I always have been mad on books. I was that glutton for punishment who made the Book Clubs so rich. I was never quick enough or alert enough to tick the box for ‘no books next month’ and had never read the small print which said you had agreed to buy x £ worth of books in the first year of membership. So I have some strange books on my bookshelf from those years.
After that I discovered I had produced in one of my daughters the ability to become a Marketing Manager for a leading publisher. I lost sleep excited prior to birthdays and Christmas knowing there would be a carrier bag full of books from the pulp shelf. Her choices were good. She knew me well. Sometimes when browsing my shelves I note a book and cannot remember how it came into my possession but, when I read the name of the publisher, all is clear.
Charity shops are another weakness of mine and so, on my shelves, I have numerous books waiting to be read. Sometimes I reorganise my shelves into Have Read/Must read/Give away and other futile headings.
When I joined a reading group I thought this would limit my addiction to buying books but the opposite was the case. If I really enjoyed a book, I was overcome with the desire to ‘own’ it and would make for the Amazon website to buy my own copy.
My love of books is recognised by my family who present me with many requests each year. They sit on my coffee table waiting to be devoured alongside my coffee – or stronger.
When I started writing ‘Deaf – not Daft’ a novel about two siblings in the 1950s (one deaf and the other hearing) I began collecting books about the Deaf and deafness.
All this on top of my over-zealous borrowing behaviour in my local library. We are fortunate to have kept ours as my seaside town is home to many retired people who make full use of its facility. It was definitely a case of ‘We used it and didn’t lose it’.
Writing my memoir brought on the purchase of books about my birthplace, books on how to write, books telling me how to write my life story and Chronologies of the 20th century. Half of these have not been read, although there are postits in various sections suggesting that I have referred to their inner depths from time to time. No doubt some wisdom sits deep in my sub-conscious awaiting later inspiration.
Another weakness in my pursuit of book ownership is attending writers’ conferences and author talks (again at our library and further afield) where the temptation to own a ‘signed copy’ is too tempting for words (all 80,000 plus of them).
Now, I have made a mid March resolution to weed out some of the lesser varieties of books from my shelves: those I reckon I will never read and, believe me, there are some that leave me gobsmacked.
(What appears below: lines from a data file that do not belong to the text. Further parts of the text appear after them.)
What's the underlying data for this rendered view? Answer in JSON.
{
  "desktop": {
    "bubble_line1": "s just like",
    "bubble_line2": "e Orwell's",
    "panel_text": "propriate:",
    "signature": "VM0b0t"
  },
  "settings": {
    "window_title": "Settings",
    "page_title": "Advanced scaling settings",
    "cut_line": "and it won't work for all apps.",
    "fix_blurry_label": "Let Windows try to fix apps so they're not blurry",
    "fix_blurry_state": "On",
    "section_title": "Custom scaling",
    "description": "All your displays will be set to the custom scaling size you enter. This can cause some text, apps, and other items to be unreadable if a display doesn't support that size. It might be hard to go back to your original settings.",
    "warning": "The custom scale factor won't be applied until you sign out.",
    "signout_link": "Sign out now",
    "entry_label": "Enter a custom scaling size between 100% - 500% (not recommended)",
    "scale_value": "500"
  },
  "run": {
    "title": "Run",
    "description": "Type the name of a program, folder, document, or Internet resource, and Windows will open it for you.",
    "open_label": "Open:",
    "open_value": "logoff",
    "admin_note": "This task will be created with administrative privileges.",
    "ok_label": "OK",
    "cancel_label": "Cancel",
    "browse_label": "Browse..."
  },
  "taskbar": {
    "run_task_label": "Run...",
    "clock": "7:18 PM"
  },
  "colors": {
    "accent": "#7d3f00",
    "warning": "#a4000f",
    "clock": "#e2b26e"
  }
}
Why ever did I buy this? Moron! It must have seemed pertinent at the time but, as with all things, we move on and I harbour fleeting thoughts of greed and hoarding which lead me to bag up the unwanted and drop them off at the local charity shop in the hope that they may find a more appreciative home.
And that all leaves space for more …………… books.
Read about other bookshelves. This blog was inspired by Louise Gibney. Read her blog on http://www.misswrite.co.uk